[Your goal]
Which lines of the data include the string "state"? List them all.

[Listed records]
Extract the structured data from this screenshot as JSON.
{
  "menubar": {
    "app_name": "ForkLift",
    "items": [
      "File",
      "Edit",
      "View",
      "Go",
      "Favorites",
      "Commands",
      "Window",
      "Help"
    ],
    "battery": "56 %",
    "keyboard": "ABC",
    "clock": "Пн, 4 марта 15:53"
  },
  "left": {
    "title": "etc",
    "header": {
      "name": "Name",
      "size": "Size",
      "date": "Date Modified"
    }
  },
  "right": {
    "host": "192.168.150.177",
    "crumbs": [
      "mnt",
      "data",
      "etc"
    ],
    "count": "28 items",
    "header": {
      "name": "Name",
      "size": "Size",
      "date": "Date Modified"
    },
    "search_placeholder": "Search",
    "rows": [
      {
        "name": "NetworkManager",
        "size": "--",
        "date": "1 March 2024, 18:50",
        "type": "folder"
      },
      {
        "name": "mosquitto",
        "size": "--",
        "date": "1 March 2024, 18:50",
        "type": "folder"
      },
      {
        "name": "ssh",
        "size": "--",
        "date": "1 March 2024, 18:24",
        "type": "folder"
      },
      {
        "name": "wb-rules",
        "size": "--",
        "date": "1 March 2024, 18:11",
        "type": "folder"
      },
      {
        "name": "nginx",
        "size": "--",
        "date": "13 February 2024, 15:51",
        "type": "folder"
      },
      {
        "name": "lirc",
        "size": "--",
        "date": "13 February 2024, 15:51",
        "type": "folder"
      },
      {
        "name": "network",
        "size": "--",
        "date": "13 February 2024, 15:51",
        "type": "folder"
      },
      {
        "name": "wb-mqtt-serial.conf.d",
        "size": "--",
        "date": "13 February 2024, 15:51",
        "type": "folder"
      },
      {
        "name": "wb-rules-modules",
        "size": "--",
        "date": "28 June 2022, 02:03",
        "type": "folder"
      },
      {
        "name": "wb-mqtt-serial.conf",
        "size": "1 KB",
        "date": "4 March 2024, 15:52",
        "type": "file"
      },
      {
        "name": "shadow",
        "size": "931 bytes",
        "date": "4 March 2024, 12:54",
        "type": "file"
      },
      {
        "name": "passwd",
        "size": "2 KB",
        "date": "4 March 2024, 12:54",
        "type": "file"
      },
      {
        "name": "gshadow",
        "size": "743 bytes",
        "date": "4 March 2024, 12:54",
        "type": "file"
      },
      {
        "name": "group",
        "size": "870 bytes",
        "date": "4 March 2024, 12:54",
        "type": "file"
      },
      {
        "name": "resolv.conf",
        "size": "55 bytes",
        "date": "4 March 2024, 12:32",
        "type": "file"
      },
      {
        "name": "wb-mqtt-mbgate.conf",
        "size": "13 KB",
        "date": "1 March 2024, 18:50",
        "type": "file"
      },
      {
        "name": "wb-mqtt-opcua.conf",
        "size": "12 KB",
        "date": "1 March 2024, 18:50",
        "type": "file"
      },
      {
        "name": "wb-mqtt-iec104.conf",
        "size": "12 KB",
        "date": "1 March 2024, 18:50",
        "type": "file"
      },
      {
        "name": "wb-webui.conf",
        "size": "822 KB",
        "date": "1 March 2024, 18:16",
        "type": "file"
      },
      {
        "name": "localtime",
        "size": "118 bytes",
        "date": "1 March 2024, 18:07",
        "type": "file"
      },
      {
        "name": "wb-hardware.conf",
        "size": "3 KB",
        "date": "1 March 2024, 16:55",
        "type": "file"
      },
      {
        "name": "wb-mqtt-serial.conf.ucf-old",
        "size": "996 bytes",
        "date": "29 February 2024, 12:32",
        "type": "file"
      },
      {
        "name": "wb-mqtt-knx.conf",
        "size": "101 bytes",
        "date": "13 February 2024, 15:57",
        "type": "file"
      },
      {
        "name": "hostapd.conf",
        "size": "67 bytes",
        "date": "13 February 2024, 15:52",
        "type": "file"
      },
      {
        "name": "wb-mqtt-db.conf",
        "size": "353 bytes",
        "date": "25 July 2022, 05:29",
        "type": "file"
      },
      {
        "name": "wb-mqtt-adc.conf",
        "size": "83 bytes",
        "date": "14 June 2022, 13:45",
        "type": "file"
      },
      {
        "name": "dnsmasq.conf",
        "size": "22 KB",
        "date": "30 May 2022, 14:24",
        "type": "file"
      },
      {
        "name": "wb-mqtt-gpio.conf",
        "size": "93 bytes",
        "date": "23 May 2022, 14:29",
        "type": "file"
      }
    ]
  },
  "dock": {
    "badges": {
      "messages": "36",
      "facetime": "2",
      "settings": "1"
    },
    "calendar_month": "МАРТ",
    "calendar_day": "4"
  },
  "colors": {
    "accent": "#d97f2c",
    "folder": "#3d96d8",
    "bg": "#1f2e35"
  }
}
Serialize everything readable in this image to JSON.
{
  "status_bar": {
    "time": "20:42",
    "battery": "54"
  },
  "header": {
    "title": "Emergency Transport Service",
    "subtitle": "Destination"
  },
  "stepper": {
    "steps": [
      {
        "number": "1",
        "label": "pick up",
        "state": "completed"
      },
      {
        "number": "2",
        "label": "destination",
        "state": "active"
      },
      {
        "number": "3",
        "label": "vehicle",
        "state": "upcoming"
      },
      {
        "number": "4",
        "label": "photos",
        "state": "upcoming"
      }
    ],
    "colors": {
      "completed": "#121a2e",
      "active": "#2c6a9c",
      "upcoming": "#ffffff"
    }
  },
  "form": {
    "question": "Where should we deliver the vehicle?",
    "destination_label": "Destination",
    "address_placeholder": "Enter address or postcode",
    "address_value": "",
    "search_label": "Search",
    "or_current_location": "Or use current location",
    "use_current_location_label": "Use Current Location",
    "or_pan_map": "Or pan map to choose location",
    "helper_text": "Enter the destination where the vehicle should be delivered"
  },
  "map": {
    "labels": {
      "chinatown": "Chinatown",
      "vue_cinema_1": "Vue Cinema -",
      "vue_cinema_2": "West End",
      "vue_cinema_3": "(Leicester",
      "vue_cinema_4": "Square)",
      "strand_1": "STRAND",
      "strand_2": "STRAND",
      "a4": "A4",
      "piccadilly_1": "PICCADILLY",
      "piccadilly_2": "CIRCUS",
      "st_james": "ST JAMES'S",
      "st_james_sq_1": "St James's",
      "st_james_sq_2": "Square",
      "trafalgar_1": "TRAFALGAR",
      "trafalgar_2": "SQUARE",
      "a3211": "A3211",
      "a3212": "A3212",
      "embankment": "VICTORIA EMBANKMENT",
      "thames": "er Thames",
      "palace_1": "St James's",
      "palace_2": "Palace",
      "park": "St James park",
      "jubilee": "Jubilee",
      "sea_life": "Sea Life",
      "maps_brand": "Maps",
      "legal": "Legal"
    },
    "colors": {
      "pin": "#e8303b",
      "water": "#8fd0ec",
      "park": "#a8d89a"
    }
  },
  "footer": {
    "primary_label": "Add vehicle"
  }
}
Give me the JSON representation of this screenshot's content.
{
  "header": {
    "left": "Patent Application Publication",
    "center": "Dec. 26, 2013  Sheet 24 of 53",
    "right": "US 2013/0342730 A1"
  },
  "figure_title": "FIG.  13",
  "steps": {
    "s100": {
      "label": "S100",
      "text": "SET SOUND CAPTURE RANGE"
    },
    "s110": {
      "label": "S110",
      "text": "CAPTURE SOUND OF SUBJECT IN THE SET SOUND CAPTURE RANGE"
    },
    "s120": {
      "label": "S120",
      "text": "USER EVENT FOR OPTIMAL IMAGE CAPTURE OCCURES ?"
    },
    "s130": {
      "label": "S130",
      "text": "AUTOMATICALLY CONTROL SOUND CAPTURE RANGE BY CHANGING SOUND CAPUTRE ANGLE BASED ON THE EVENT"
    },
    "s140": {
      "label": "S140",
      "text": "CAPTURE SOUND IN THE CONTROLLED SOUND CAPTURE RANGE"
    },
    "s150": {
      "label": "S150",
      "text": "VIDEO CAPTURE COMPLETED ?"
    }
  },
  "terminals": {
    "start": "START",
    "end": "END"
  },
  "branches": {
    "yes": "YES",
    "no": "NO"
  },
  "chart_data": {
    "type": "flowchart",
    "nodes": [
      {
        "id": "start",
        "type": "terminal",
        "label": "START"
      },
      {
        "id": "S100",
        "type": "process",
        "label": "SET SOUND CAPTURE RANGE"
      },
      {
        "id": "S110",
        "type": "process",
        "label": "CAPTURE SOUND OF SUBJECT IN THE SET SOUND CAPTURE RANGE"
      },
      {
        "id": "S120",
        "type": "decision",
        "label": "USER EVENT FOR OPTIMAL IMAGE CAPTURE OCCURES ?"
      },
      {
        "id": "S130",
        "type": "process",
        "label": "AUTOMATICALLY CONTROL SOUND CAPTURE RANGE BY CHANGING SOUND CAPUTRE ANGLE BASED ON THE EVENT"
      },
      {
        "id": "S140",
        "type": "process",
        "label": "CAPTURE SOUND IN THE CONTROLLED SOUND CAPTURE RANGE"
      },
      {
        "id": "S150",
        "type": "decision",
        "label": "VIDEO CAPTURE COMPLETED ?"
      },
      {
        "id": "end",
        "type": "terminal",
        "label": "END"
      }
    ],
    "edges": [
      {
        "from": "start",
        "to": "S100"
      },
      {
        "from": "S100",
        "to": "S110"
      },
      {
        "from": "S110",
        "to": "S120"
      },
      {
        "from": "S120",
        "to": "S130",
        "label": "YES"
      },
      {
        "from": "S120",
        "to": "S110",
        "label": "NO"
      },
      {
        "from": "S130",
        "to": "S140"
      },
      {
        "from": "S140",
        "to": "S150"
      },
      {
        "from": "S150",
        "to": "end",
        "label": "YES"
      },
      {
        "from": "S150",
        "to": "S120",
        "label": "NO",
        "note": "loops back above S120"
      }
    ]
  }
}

[Written reply]
        "state": "completed"
        "state": "active"
        "state": "upcoming"
        "state": "upcoming"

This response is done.